With schools across the state closed for the remainder of the 2019-20 academic year, Spring and Klein ISDs are taking extra steps to provide essential services and support to students receiving specialized education as at-home learning becomes the new norm.
With 10% of Spring ISD’s student population eligible for special education services, Executive Director of Special Education Margaret Sherwood said communication between families, teachers and other staff during at-home learning is critical to avoid overwhelming families and ensure students’ essential needs are met. Sherwood said her department is working to provide project-based learning modules for teachers to implement virtually or through printed lesson packets, which began April 13.
“We're trying to make sure that we're giving our parents the best information we have and as many resources as possible so that if they need something more than the school can give, ... we've pointed them in the right direction to get those needs met,” Sherwood said.
According to Sherwood, the district is now taking steps to incorporate additional service providers outside of the district who may have normally supported students prior to school closures.
“If my student received speech therapy and occupational therapy, we want [teachers] to reach out to those service providers to sort of sketch out the essential things that the student needs,” she said. “And then, as a team, [they will] contact the parent to get the parents input into remote learning either by Chromebook or through a paper packet.”
At Klein ISD, Executive Director of Special Programs Kirsten Allman said in addition to weekly lessons for students available through KISD’s at-home learning website, the special programs department has also developed its own online resource site with information and webinars to support students and families receiving specialized services at this time. The website also offers a feature that allows users to submit questions about at-home learning and receive responses within 24 hours.
“Within lessons there are embedded supports to include accommodations and resource links needed for students who receive special education services,” Allman said in an email. “Each special education teacher has been asked to set up a system of communication that works best for their student’s family to monitor student progress and offer assistance as needed.”
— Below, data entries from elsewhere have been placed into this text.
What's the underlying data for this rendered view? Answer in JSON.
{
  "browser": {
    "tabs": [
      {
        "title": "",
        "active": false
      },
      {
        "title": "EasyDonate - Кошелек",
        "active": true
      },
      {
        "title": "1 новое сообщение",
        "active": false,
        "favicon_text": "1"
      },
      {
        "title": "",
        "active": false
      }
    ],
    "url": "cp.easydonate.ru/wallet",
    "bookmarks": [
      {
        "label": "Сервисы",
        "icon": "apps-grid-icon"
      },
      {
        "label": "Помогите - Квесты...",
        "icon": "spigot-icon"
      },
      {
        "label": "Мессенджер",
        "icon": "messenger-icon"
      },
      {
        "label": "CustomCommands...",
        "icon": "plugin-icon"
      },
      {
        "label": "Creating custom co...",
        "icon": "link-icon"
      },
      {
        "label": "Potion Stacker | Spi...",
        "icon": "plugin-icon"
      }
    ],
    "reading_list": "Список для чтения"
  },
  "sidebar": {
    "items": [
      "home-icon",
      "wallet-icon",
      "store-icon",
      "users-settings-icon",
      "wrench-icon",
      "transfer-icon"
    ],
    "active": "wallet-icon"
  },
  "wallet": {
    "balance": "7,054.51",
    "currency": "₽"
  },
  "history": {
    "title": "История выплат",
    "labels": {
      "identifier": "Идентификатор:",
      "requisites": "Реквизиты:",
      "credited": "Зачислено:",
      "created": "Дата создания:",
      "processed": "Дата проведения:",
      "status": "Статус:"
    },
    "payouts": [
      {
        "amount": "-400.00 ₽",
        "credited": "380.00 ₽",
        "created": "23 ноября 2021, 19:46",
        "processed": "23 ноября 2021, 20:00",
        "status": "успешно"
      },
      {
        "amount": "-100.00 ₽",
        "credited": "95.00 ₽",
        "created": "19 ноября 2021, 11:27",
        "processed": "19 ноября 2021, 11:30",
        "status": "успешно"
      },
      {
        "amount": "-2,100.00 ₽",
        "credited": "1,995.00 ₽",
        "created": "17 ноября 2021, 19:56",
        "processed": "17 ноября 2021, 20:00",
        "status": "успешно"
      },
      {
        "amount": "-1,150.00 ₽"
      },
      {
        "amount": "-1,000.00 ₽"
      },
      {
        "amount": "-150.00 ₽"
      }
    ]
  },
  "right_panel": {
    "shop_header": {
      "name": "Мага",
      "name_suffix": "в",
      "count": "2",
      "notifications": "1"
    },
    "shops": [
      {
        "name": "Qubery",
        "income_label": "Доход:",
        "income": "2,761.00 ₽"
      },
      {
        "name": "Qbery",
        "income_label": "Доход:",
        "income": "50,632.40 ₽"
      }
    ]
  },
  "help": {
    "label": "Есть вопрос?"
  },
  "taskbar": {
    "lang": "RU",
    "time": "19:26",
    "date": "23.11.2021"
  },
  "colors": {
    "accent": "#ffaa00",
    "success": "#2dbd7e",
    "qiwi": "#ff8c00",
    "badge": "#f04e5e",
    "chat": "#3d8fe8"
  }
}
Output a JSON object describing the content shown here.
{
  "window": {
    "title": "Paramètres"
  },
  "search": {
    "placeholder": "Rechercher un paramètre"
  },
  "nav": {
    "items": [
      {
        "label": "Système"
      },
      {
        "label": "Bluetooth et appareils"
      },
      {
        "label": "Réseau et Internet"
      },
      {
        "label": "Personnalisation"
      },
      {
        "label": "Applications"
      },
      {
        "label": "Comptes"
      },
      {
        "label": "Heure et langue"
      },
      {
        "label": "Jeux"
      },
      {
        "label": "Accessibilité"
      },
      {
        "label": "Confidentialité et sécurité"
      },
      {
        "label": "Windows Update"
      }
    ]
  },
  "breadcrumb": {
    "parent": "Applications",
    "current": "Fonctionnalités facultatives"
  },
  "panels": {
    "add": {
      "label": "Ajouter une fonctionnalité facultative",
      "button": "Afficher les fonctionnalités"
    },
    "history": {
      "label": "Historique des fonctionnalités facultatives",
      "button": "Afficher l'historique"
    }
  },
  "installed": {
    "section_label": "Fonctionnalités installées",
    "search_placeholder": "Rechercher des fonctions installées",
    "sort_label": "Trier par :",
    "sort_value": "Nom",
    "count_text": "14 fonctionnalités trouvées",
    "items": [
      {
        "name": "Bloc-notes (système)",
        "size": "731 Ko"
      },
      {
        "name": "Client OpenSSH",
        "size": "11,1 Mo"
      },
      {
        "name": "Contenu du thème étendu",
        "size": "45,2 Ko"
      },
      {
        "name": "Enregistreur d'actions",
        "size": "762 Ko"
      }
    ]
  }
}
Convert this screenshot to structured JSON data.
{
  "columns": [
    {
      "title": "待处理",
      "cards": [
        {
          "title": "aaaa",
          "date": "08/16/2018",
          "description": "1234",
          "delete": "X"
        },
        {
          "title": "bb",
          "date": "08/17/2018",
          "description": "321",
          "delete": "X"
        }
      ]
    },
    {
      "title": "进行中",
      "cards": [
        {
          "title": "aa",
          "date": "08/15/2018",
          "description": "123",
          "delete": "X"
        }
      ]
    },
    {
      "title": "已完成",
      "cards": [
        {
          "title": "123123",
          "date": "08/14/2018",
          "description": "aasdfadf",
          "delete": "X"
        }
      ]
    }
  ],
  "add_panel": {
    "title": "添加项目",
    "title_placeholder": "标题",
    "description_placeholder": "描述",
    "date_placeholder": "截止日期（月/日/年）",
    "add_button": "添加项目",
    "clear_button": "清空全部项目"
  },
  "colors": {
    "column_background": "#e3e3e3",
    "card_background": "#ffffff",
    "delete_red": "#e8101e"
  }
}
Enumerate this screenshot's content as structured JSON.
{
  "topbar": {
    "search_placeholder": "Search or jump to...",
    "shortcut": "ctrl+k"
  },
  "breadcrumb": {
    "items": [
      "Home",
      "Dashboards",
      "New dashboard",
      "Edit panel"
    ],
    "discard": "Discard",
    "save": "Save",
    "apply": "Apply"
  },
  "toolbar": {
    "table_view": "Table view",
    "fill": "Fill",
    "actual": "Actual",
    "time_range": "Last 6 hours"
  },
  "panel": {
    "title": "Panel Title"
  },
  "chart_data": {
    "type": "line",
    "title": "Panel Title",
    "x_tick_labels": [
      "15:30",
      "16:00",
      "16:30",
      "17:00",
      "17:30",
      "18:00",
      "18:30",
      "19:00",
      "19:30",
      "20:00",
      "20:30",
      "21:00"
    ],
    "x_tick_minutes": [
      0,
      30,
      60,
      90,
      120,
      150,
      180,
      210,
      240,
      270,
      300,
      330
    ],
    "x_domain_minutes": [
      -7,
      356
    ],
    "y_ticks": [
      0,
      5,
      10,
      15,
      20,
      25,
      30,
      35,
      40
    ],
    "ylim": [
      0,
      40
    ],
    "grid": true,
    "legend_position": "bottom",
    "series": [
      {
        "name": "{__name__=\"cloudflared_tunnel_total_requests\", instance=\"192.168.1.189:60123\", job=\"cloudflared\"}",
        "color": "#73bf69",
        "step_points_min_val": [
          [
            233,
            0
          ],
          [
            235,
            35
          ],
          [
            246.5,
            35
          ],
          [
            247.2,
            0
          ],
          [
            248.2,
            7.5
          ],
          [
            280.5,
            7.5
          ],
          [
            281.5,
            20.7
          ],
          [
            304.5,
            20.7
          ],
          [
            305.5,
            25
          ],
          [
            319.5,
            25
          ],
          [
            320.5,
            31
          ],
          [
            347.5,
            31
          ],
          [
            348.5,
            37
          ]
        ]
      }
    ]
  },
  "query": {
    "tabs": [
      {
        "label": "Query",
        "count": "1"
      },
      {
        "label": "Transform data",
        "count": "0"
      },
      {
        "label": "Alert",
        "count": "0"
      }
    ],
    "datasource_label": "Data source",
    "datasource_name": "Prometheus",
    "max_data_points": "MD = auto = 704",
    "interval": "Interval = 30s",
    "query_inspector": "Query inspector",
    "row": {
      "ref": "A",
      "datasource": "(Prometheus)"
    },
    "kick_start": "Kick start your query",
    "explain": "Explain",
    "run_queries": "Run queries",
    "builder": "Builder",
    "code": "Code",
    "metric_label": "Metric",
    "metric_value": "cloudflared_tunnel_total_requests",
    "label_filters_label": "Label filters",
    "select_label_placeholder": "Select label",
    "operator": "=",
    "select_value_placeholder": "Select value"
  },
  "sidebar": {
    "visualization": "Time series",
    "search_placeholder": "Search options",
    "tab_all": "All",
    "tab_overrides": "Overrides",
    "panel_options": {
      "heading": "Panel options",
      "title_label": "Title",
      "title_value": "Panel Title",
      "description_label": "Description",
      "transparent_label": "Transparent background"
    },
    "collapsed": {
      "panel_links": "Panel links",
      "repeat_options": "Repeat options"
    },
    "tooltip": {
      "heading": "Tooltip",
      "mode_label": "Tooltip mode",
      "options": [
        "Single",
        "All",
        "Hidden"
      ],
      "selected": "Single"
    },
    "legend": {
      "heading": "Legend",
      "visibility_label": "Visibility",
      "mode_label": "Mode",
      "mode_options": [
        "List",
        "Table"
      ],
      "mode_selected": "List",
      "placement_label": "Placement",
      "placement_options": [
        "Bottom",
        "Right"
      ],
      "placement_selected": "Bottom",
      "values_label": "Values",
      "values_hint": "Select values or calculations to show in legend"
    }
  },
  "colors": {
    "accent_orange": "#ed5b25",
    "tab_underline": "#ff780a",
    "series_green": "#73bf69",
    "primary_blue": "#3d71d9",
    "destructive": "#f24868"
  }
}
According to Allman, other services such as counseling or occupational and speech therapy can be provided to students through teletherapy or via virtual meetings with the district’s campus special education support staff.
Despite additional resources and communication, Sherwood said learning from home in the current environment has raised challenges for some SISD families. In some cases, Sherwood said parents working as essential employees might have limited availability to facilitate at-home learning.
“Spring being where Spring is, we have an awful lot of health care providers and the families of health care providers in our district,” Sherwood said. “A lot of times, we're reaching out to grandma or the older sibling to help implement the materials, but so far, those that we can reach have been pretty enthusiastic and delighted to have the support.”
Similarly, Allman said KISD teachers are taking extra care to schedule virtual meetings with students and their families to address questions and provide communicative support.
“Teachers are maintaining communication through virtual classroom lessons, emails and phone calls,” she said. “Teachers have established virtual conference times so parents or students can reach out to ask for assistance or clarification regarding assignments.”
According to Sherwood, the novel coronavirus pandemic differs from past crisis situations such as Hurricane Harvey, when schools closed for a little over a week in 2017. Instead, Sherwood said the ongoing coronavirus pandemic is likely to have deeper, more long-term effects on students that the district will have to support over time.
“We're going to have a lot more kiddos who are dealing with death in their family and a lot of our kids that are in a very extended period of absence from their routine, their normal way of life; lots of parents out of work, that's a different kind of trauma,” Sherwood said. “So I think that creativity and sensitivity that the district has demonstrated in the past, we're going to have to come up with that.”